Why this family-run nonprofit that's feeding the hungry deserves to stay open.
'We do this to say, "Come be happy. Let us take care of you."'
Hosea Williams once had an interaction with a homeless man that changed his life — and his family — forever.
That day, he came across a man eating out of a garbage can, so he decided to buy him a sandwich. The man was so hungry he ate right through the wax paper to get to the food.
Williams was so struck by the experience that he immediately decided to do something to help on a larger scale. And as a national field officer for Martin Luther King Jr., he was no stranger to rallying humanitarian efforts. That Sunday, he and his family fed 100 homeless and hungry people.
Hosea Williams. All photos via State Farm.
And that was just the beginning of their work.
They soon started a nonprofit called Hosea Helps to keep their mission going to help the homeless and hungry. Now, over 40 years later, his daughter, Elisabeth Omilami, is at its helm.
Thanks to tireless efforts and thousands of volunteers, they've fed over 500,000 people since 1971.
Hosea Helps volunteers.
"We were there for Katrina. We were there for Flint, Michigan. We were there for Haiti and the Philippines, Uganda. We were there," Elisabeth says.
However, aside from helping during large-scale humanitarian crises, the organization shines on national holidays.
One of their biggest events happens on Thanksgiving. They serve Thanksgiving dinner to thousands of people at one time, and they can enjoy it while listening to live music.
They also give access to hot showers, clothing, toiletries, medical examinations, legal advice, job placement, chiropractor services, housing consultation, and counseling free of charge to those who need it.
"We do this to say, 'Come be happy. Let us take care of you,'" Elisabeth says.
Considering all they do, it's heartbreaking to learn Hosea Helps itself lost its home recently.
Hosea Helps volunteer closing down their original space.
They were given 30 days to vacate the space they'd been occupying for over 26 years. It was the same building where Elisabeth's father Hosea's offices once were.
Because of this major setback, the Omilamis weren't sure the organization was going to make it through the year.
However, thankfully, there's a new generation stepping up to the plate to make a difference.
Elisabeth's son, Awodele, is going to be taking over Hosea Helps and already has big plans for the nonprofit.

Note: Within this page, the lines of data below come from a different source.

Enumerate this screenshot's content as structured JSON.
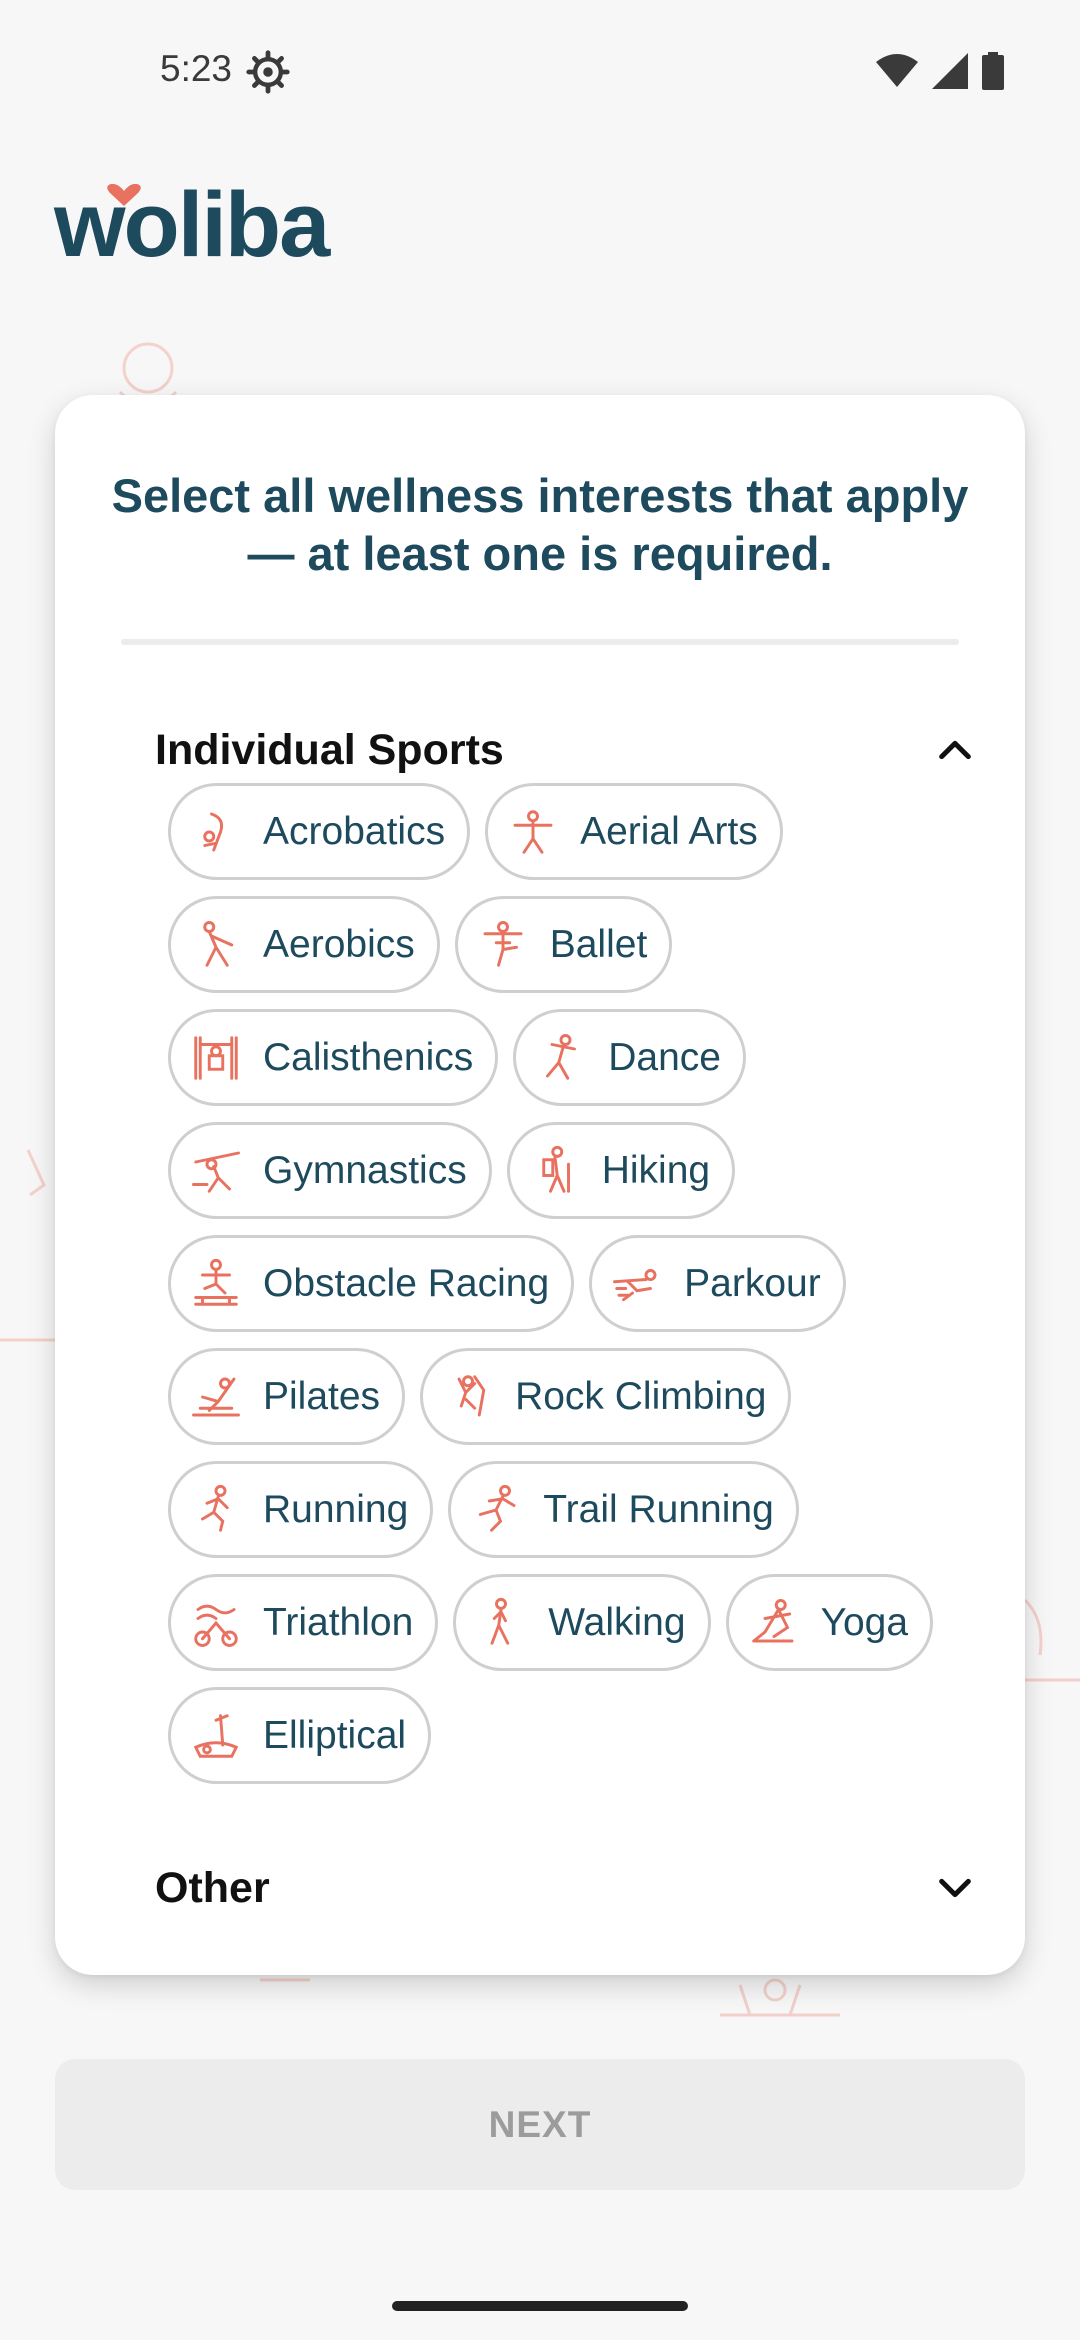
{
  "status_bar": {
    "time": "5:23",
    "icons": [
      "settings-gear-icon",
      "wifi-icon",
      "cellular-signal-icon",
      "battery-icon"
    ]
  },
  "brand": {
    "logo_text": "woliba",
    "color_primary": "#1e4a5e",
    "color_accent": "#e8715f"
  },
  "card": {
    "title": "Select all wellness interests that apply — at least one is required."
  },
  "sections": [
    {
      "title": "Individual Sports",
      "expanded": true,
      "chips": [
        {
          "label": "Acrobatics",
          "icon": "acrobatics-icon"
        },
        {
          "label": "Aerial Arts",
          "icon": "aerial-arts-icon"
        },
        {
          "label": "Aerobics",
          "icon": "aerobics-icon"
        },
        {
          "label": "Ballet",
          "icon": "ballet-icon"
        },
        {
          "label": "Calisthenics",
          "icon": "calisthenics-icon"
        },
        {
          "label": "Dance",
          "icon": "dance-icon"
        },
        {
          "label": "Gymnastics",
          "icon": "gymnastics-icon"
        },
        {
          "label": "Hiking",
          "icon": "hiking-icon"
        },
        {
          "label": "Obstacle Racing",
          "icon": "obstacle-racing-icon"
        },
        {
          "label": "Parkour",
          "icon": "parkour-icon"
        },
        {
          "label": "Pilates",
          "icon": "pilates-icon"
        },
        {
          "label": "Rock Climbing",
          "icon": "rock-climbing-icon"
        },
        {
          "label": "Running",
          "icon": "running-icon"
        },
        {
          "label": "Trail Running",
          "icon": "trail-running-icon"
        },
        {
          "label": "Triathlon",
          "icon": "triathlon-icon"
        },
        {
          "label": "Walking",
          "icon": "walking-icon"
        },
        {
          "label": "Yoga",
          "icon": "yoga-icon"
        },
        {
          "label": "Elliptical",
          "icon": "elliptical-icon"
        }
      ]
    },
    {
      "title": "Other",
      "expanded": false
    }
  ],
  "footer": {
    "next_label": "NEXT",
    "next_enabled": false
  }
}
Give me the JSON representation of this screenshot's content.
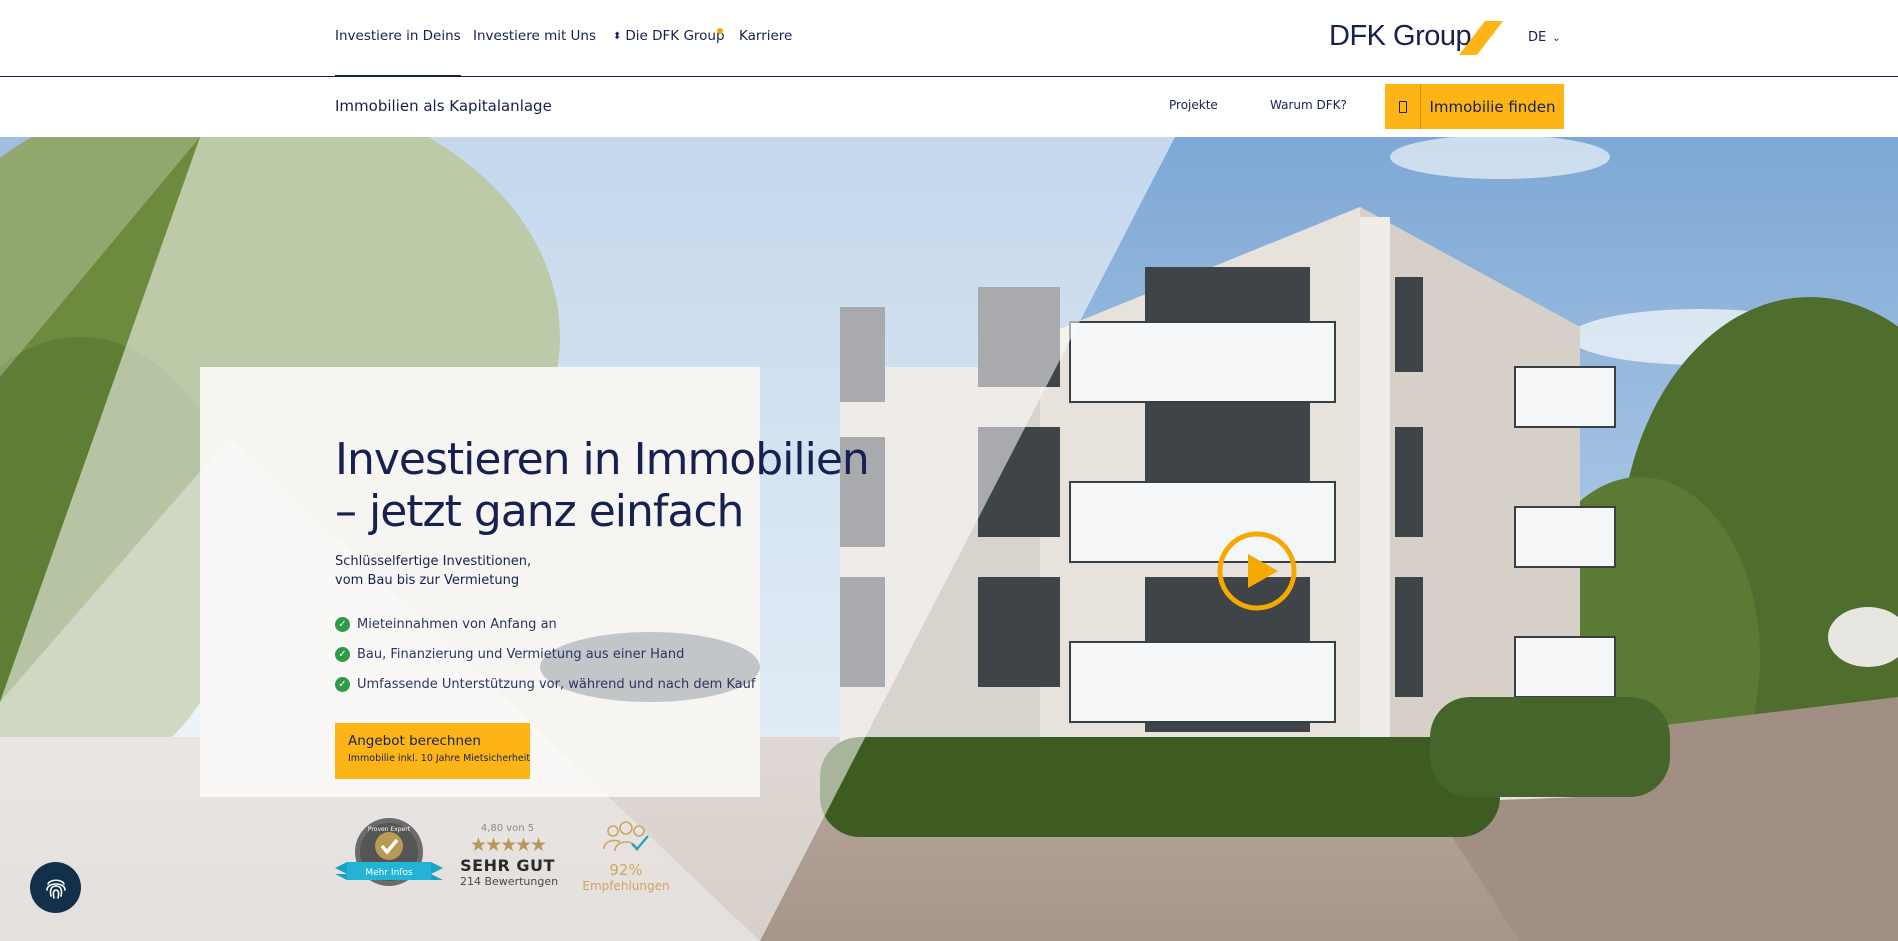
{
  "topnav": {
    "items": [
      {
        "label": "Investiere in Deins",
        "active": true
      },
      {
        "label": "Investiere mit Uns",
        "active": false
      },
      {
        "label": "Die DFK Group",
        "active": false
      },
      {
        "label": "Karriere",
        "active": false
      }
    ],
    "logo_text": "DFK Group",
    "language": "DE"
  },
  "subnav": {
    "title": "Immobilien als Kapitalanlage",
    "links": [
      "Projekte",
      "Warum DFK?"
    ],
    "find_button": "Immobilie finden"
  },
  "hero": {
    "headline_line1": "Investieren in Immobilien",
    "headline_line2": "– jetzt ganz einfach",
    "subline_line1": "Schlüsselfertige Investitionen,",
    "subline_line2": "vom Bau bis zur Vermietung",
    "bullets": [
      "Mieteinnahmen von Anfang an",
      "Bau, Finanzierung und Vermietung aus einer Hand",
      "Umfassende Unterstützung vor, während und nach dem Kauf"
    ],
    "cta_title": "Angebot berechnen",
    "cta_subtitle": "Immobilie inkl. 10 Jahre Mietsicherheit"
  },
  "badges": {
    "proven_expert_ribbon": "Mehr Infos",
    "proven_expert_logo_text": "Proven Expert",
    "rating_score": "4,80 von 5",
    "stars": "★★★★★",
    "rating_label": "SEHR GUT",
    "rating_count": "214 Bewertungen",
    "recommend_pct": "92%",
    "recommend_label": "Empfehlungen"
  },
  "colors": {
    "navy": "#16214f",
    "accent": "#fdb515",
    "check_green": "#2d9a4a",
    "gold": "#c9a85e"
  },
  "icons": [
    "updown-icon",
    "chevron-down-icon",
    "phone-icon",
    "check-icon",
    "play-icon",
    "fingerprint-icon"
  ]
}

He's been helping the homeless since he was a boy and will pick up the torch by spearheading renovations in their new building.
"We sold everything — we had just to get that building — but it was worth it to secure the future of our organization," Elisabeth says.
Jeremy Austin, one of Hosea Helps' volunteers.
They have high hopes for the new space, but they also have some incredible volunteers — many of whom used to be homeless themselves.
"When I got help, it was more than just food," says Jeremy Austin, one of Hosea Helps' volunteers who used to be homeless. "They actually helped me find a job. They pretty much changed my life."
Hosea Helps has 18 different programs designed to help solve the problems facing families and individuals who are living in poverty and may be facing homelessness.
Some of these programs are research-based while others are putting plans into action designed to ease the burden of poverty, but all programs are aimed at turning around the homelessness epidemic.
A child and grandmother at a Hosea Helps event.
"We’re all one big family," says Sean Peek, another volunteer. "We have to help each other out."
There's still a lot that needs to be done for Hosea Helps to get back on track, but the Omilamis aren't worried. They'll always find a way.
"Even if the future holds us having to make bologna sandwiches and take them under the bridge, then that’s what we’ll do," says Afemo.
Despite all that organizations like Hosea Helps do, homelessness remains an enormous problem in America. If you want to lend a hand, there are so many ways for you to get involved. Check out Hosea Helps' website for more details.
Learn more about their work here: